Work request:
Every line below must be reproduced exactly. Copy them all.

Records for processing:
* * * * * * * * *

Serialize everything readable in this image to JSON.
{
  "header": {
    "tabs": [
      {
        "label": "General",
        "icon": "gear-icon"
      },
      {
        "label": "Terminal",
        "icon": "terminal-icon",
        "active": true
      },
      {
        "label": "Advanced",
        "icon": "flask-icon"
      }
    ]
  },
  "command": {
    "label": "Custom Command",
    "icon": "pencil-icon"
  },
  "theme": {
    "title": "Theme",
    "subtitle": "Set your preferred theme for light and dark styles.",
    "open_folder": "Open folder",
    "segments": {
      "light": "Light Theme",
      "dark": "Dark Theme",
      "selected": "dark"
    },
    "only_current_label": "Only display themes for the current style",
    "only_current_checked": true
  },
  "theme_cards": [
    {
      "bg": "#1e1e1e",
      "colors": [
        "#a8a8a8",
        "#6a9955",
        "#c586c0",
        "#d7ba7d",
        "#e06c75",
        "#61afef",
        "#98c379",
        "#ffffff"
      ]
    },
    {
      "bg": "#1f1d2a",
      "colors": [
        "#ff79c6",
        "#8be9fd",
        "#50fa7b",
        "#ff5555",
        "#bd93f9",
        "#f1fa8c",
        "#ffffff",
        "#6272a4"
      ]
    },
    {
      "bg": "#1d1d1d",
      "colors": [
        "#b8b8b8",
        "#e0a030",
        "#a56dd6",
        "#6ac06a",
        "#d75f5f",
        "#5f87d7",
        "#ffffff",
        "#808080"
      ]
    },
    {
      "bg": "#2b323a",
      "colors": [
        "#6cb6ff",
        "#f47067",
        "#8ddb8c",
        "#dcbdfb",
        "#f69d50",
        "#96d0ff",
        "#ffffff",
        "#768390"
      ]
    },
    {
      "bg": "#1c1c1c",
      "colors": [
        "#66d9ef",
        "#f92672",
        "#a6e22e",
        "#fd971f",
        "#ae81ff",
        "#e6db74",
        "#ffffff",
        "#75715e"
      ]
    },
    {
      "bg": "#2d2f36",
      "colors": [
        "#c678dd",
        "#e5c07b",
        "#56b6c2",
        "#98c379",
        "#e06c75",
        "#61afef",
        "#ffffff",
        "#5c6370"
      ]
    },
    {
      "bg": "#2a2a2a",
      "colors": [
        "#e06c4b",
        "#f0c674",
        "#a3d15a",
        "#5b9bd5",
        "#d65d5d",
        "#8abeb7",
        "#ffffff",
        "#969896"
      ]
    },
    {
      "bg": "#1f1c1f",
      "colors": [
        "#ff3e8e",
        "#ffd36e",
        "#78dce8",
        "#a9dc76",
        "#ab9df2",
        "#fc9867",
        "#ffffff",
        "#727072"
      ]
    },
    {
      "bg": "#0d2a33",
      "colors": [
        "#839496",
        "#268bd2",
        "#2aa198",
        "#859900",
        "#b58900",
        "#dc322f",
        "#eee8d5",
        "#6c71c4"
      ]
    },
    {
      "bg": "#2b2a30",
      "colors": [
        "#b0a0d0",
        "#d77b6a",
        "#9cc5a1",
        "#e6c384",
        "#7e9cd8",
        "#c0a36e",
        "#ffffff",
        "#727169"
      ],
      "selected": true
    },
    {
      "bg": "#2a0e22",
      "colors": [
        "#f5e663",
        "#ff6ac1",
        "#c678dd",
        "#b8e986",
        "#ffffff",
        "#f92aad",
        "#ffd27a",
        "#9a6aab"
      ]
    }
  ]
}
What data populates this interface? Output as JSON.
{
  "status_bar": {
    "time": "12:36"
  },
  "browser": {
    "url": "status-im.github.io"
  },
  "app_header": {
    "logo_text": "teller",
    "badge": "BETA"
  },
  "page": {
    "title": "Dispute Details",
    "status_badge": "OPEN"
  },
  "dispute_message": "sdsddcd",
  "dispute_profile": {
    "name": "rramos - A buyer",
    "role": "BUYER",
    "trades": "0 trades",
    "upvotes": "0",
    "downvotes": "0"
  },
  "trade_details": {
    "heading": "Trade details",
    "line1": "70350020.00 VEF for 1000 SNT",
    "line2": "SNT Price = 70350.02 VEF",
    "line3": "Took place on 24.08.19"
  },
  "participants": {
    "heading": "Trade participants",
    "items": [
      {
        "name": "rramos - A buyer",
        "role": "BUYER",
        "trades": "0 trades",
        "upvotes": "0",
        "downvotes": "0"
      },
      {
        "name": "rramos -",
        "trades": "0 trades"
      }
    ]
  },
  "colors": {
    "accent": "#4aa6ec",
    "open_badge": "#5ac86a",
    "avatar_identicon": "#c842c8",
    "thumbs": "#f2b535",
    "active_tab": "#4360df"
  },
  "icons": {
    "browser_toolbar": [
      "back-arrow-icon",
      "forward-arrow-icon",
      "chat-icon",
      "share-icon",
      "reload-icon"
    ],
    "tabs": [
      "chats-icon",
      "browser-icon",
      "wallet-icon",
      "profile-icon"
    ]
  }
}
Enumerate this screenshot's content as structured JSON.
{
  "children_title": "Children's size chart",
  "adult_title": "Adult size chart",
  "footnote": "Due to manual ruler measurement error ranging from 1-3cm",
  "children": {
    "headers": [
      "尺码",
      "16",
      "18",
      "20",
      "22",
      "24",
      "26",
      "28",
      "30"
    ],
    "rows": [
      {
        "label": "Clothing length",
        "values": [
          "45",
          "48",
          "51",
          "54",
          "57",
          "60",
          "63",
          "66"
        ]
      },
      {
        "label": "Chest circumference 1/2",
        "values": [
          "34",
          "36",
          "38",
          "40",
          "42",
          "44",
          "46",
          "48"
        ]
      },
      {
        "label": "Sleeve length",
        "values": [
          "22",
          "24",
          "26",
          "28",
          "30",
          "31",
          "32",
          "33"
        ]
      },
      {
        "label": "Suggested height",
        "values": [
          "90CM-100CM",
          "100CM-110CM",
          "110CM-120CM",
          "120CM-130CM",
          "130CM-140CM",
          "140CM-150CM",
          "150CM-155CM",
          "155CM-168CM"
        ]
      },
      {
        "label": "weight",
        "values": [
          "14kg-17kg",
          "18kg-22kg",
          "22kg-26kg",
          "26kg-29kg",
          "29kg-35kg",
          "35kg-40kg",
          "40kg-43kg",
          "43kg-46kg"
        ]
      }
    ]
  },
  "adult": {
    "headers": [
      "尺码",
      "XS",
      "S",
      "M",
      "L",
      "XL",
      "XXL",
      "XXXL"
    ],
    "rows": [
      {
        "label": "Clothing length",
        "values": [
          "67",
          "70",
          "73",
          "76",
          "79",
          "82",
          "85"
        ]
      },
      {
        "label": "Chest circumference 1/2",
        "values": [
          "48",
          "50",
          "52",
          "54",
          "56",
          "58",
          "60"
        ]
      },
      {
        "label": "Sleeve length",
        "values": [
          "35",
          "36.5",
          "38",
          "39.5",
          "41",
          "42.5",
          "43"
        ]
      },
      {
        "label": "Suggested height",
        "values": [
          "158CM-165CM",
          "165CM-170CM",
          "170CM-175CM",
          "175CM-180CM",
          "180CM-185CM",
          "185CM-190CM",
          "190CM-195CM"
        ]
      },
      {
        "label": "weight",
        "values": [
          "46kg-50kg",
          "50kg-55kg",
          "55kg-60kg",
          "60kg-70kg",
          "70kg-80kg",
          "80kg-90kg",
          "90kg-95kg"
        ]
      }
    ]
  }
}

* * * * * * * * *

Task output:
Serialize everything readable in this image to JSON.
{
  "header": {
    "tabs": [
      {
        "label": "General",
        "icon": "gear-icon"
      },
      {
        "label": "Terminal",
        "icon": "terminal-icon",
        "active": true
      },
      {
        "label": "Advanced",
        "icon": "flask-icon"
      }
    ]
  },
  "command": {
    "label": "Custom Command",
    "icon": "pencil-icon"
  },
  "theme": {
    "title": "Theme",
    "subtitle": "Set your preferred theme for light and dark styles.",
    "open_folder": "Open folder",
    "segments": {
      "light": "Light Theme",
      "dark": "Dark Theme",
      "selected": "dark"
    },
    "only_current_label": "Only display themes for the current style",
    "only_current_checked": true
  },
  "theme_cards": [
    {
      "bg": "#1e1e1e",
      "colors": [
        "#a8a8a8",
        "#6a9955",
        "#c586c0",
        "#d7ba7d",
        "#e06c75",
        "#61afef",
        "#98c379",
        "#ffffff"
      ]
    },
    {
      "bg": "#1f1d2a",
      "colors": [
        "#ff79c6",
        "#8be9fd",
        "#50fa7b",
        "#ff5555",
        "#bd93f9",
        "#f1fa8c",
        "#ffffff",
        "#6272a4"
      ]
    },
    {
      "bg": "#1d1d1d",
      "colors": [
        "#b8b8b8",
        "#e0a030",
        "#a56dd6",
        "#6ac06a",
        "#d75f5f",
        "#5f87d7",
        "#ffffff",
        "#808080"
      ]
    },
    {
      "bg": "#2b323a",
      "colors": [
        "#6cb6ff",
        "#f47067",
        "#8ddb8c",
        "#dcbdfb",
        "#f69d50",
        "#96d0ff",
        "#ffffff",
        "#768390"
      ]
    },
    {
      "bg": "#1c1c1c",
      "colors": [
        "#66d9ef",
        "#f92672",
        "#a6e22e",
        "#fd971f",
        "#ae81ff",
        "#e6db74",
        "#ffffff",
        "#75715e"
      ]
    },
    {
      "bg": "#2d2f36",
      "colors": [
        "#c678dd",
        "#e5c07b",
        "#56b6c2",
        "#98c379",
        "#e06c75",
        "#61afef",
        "#ffffff",
        "#5c6370"
      ]
    },
    {
      "bg": "#2a2a2a",
      "colors": [
        "#e06c4b",
        "#f0c674",
        "#a3d15a",
        "#5b9bd5",
        "#d65d5d",
        "#8abeb7",
        "#ffffff",
        "#969896"
      ]
    },
    {
      "bg": "#1f1c1f",
      "colors": [
        "#ff3e8e",
        "#ffd36e",
        "#78dce8",
        "#a9dc76",
        "#ab9df2",
        "#fc9867",
        "#ffffff",
        "#727072"
      ]
    },
    {
      "bg": "#0d2a33",
      "colors": [
        "#839496",
        "#268bd2",
        "#2aa198",
        "#859900",
        "#b58900",
        "#dc322f",
        "#eee8d5",
        "#6c71c4"
      ]
    },
    {
      "bg": "#2b2a30",
      "colors": [
        "#b0a0d0",
        "#d77b6a",
        "#9cc5a1",
        "#e6c384",
        "#7e9cd8",
        "#c0a36e",
        "#ffffff",
        "#727169"
      ],
      "selected": true
    },
    {
      "bg": "#2a0e22",
      "colors": [
        "#f5e663",
        "#ff6ac1",
        "#c678dd",
        "#b8e986",
        "#ffffff",
        "#f92aad",
        "#ffd27a",
        "#9a6aab"
      ]
    }
  ]
}
What data populates this interface? Output as JSON.
{
  "status_bar": {
    "time": "12:36"
  },
  "browser": {
    "url": "status-im.github.io"
  },
  "app_header": {
    "logo_text": "teller",
    "badge": "BETA"
  },
  "page": {
    "title": "Dispute Details",
    "status_badge": "OPEN"
  },
  "dispute_message": "sdsddcd",
  "dispute_profile": {
    "name": "rramos - A buyer",
    "role": "BUYER",
    "trades": "0 trades",
    "upvotes": "0",
    "downvotes": "0"
  },
  "trade_details": {
    "heading": "Trade details",
    "line1": "70350020.00 VEF for 1000 SNT",
    "line2": "SNT Price = 70350.02 VEF",
    "line3": "Took place on 24.08.19"
  },
  "participants": {
    "heading": "Trade participants",
    "items": [
      {
        "name": "rramos - A buyer",
        "role": "BUYER",
        "trades": "0 trades",
        "upvotes": "0",
        "downvotes": "0"
      },
      {
        "name": "rramos -",
        "trades": "0 trades"
      }
    ]
  },
  "colors": {
    "accent": "#4aa6ec",
    "open_badge": "#5ac86a",
    "avatar_identicon": "#c842c8",
    "thumbs": "#f2b535",
    "active_tab": "#4360df"
  },
  "icons": {
    "browser_toolbar": [
      "back-arrow-icon",
      "forward-arrow-icon",
      "chat-icon",
      "share-icon",
      "reload-icon"
    ],
    "tabs": [
      "chats-icon",
      "browser-icon",
      "wallet-icon",
      "profile-icon"
    ]
  }
}
Enumerate this screenshot's content as structured JSON.
{
  "children_title": "Children's size chart",
  "adult_title": "Adult size chart",
  "footnote": "Due to manual ruler measurement error ranging from 1-3cm",
  "children": {
    "headers": [
      "尺码",
      "16",
      "18",
      "20",
      "22",
      "24",
      "26",
      "28",
      "30"
    ],
    "rows": [
      {
        "label": "Clothing length",
        "values": [
          "45",
          "48",
          "51",
          "54",
          "57",
          "60",
          "63",
          "66"
        ]
      },
      {
        "label": "Chest circumference 1/2",
        "values": [
          "34",
          "36",
          "38",
          "40",
          "42",
          "44",
          "46",
          "48"
        ]
      },
      {
        "label": "Sleeve length",
        "values": [
          "22",
          "24",
          "26",
          "28",
          "30",
          "31",
          "32",
          "33"
        ]
      },
      {
        "label": "Suggested height",
        "values": [
          "90CM-100CM",
          "100CM-110CM",
          "110CM-120CM",
          "120CM-130CM",
          "130CM-140CM",
          "140CM-150CM",
          "150CM-155CM",
          "155CM-168CM"
        ]
      },
      {
        "label": "weight",
        "values": [
          "14kg-17kg",
          "18kg-22kg",
          "22kg-26kg",
          "26kg-29kg",
          "29kg-35kg",
          "35kg-40kg",
          "40kg-43kg",
          "43kg-46kg"
        ]
      }
    ]
  },
  "adult": {
    "headers": [
      "尺码",
      "XS",
      "S",
      "M",
      "L",
      "XL",
      "XXL",
      "XXXL"
    ],
    "rows": [
      {
        "label": "Clothing length",
        "values": [
          "67",
          "70",
          "73",
          "76",
          "79",
          "82",
          "85"
        ]
      },
      {
        "label": "Chest circumference 1/2",
        "values": [
          "48",
          "50",
          "52",
          "54",
          "56",
          "58",
          "60"
        ]
      },
      {
        "label": "Sleeve length",
        "values": [
          "35",
          "36.5",
          "38",
          "39.5",
          "41",
          "42.5",
          "43"
        ]
      },
      {
        "label": "Suggested height",
        "values": [
          "158CM-165CM",
          "165CM-170CM",
          "170CM-175CM",
          "175CM-180CM",
          "180CM-185CM",
          "185CM-190CM",
          "190CM-195CM"
        ]
      },
      {
        "label": "weight",
        "values": [
          "46kg-50kg",
          "50kg-55kg",
          "55kg-60kg",
          "60kg-70kg",
          "70kg-80kg",
          "80kg-90kg",
          "90kg-95kg"
        ]
      }
    ]
  }
}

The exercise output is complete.